[[ Source information, beginning ]]
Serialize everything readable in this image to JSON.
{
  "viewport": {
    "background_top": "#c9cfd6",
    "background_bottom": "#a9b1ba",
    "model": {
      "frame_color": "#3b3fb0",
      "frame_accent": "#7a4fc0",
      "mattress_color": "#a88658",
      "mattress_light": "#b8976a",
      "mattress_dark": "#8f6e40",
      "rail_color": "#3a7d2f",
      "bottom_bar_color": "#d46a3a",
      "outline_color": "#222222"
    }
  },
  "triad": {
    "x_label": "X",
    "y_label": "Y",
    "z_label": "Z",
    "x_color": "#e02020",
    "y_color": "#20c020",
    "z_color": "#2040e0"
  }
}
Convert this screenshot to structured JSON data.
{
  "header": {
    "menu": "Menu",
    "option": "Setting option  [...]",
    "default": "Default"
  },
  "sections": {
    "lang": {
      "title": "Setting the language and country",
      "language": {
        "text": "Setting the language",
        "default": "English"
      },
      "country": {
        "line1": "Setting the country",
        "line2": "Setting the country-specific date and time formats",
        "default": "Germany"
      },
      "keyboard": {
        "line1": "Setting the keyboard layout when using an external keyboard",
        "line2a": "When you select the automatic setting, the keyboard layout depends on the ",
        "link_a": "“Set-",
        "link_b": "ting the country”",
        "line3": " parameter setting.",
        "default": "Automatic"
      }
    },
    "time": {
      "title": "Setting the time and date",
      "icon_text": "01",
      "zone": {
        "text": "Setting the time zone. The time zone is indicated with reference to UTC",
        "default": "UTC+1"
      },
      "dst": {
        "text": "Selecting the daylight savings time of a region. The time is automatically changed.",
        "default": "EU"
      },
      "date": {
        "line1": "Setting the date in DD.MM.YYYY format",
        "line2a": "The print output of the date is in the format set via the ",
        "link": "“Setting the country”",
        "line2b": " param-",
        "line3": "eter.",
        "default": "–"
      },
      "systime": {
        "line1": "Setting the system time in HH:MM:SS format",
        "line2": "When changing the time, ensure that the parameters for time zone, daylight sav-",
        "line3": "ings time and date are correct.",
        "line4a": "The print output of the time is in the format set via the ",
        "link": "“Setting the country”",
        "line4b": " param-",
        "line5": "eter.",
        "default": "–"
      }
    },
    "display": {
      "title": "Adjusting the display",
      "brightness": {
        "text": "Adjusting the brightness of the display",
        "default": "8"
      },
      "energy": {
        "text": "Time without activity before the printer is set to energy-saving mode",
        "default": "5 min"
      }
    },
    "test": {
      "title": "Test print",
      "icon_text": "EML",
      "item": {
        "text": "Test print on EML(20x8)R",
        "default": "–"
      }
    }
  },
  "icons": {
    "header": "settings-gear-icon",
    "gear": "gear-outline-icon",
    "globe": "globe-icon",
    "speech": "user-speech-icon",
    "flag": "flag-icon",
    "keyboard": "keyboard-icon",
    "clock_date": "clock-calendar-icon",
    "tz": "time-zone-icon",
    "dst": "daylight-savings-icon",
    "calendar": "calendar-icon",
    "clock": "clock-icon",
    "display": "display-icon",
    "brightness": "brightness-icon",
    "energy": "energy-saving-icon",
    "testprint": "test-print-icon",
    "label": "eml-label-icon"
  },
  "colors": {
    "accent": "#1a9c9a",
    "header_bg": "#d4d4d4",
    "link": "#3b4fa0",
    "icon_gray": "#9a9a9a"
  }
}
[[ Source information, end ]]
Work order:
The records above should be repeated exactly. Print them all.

Expected output:
Serialize everything readable in this image to JSON.
{
  "viewport": {
    "background_top": "#c9cfd6",
    "background_bottom": "#a9b1ba",
    "model": {
      "frame_color": "#3b3fb0",
      "frame_accent": "#7a4fc0",
      "mattress_color": "#a88658",
      "mattress_light": "#b8976a",
      "mattress_dark": "#8f6e40",
      "rail_color": "#3a7d2f",
      "bottom_bar_color": "#d46a3a",
      "outline_color": "#222222"
    }
  },
  "triad": {
    "x_label": "X",
    "y_label": "Y",
    "z_label": "Z",
    "x_color": "#e02020",
    "y_color": "#20c020",
    "z_color": "#2040e0"
  }
}
Convert this screenshot to structured JSON data.
{
  "header": {
    "menu": "Menu",
    "option": "Setting option  [...]",
    "default": "Default"
  },
  "sections": {
    "lang": {
      "title": "Setting the language and country",
      "language": {
        "text": "Setting the language",
        "default": "English"
      },
      "country": {
        "line1": "Setting the country",
        "line2": "Setting the country-specific date and time formats",
        "default": "Germany"
      },
      "keyboard": {
        "line1": "Setting the keyboard layout when using an external keyboard",
        "line2a": "When you select the automatic setting, the keyboard layout depends on the ",
        "link_a": "“Set-",
        "link_b": "ting the country”",
        "line3": " parameter setting.",
        "default": "Automatic"
      }
    },
    "time": {
      "title": "Setting the time and date",
      "icon_text": "01",
      "zone": {
        "text": "Setting the time zone. The time zone is indicated with reference to UTC",
        "default": "UTC+1"
      },
      "dst": {
        "text": "Selecting the daylight savings time of a region. The time is automatically changed.",
        "default": "EU"
      },
      "date": {
        "line1": "Setting the date in DD.MM.YYYY format",
        "line2a": "The print output of the date is in the format set via the ",
        "link": "“Setting the country”",
        "line2b": " param-",
        "line3": "eter.",
        "default": "–"
      },
      "systime": {
        "line1": "Setting the system time in HH:MM:SS format",
        "line2": "When changing the time, ensure that the parameters for time zone, daylight sav-",
        "line3": "ings time and date are correct.",
        "line4a": "The print output of the time is in the format set via the ",
        "link": "“Setting the country”",
        "line4b": " param-",
        "line5": "eter.",
        "default": "–"
      }
    },
    "display": {
      "title": "Adjusting the display",
      "brightness": {
        "text": "Adjusting the brightness of the display",
        "default": "8"
      },
      "energy": {
        "text": "Time without activity before the printer is set to energy-saving mode",
        "default": "5 min"
      }
    },
    "test": {
      "title": "Test print",
      "icon_text": "EML",
      "item": {
        "text": "Test print on EML(20x8)R",
        "default": "–"
      }
    }
  },
  "icons": {
    "header": "settings-gear-icon",
    "gear": "gear-outline-icon",
    "globe": "globe-icon",
    "speech": "user-speech-icon",
    "flag": "flag-icon",
    "keyboard": "keyboard-icon",
    "clock_date": "clock-calendar-icon",
    "tz": "time-zone-icon",
    "dst": "daylight-savings-icon",
    "calendar": "calendar-icon",
    "clock": "clock-icon",
    "display": "display-icon",
    "brightness": "brightness-icon",
    "energy": "energy-saving-icon",
    "testprint": "test-print-icon",
    "label": "eml-label-icon"
  },
  "colors": {
    "accent": "#1a9c9a",
    "header_bg": "#d4d4d4",
    "link": "#3b4fa0",
    "icon_gray": "#9a9a9a"
  }
}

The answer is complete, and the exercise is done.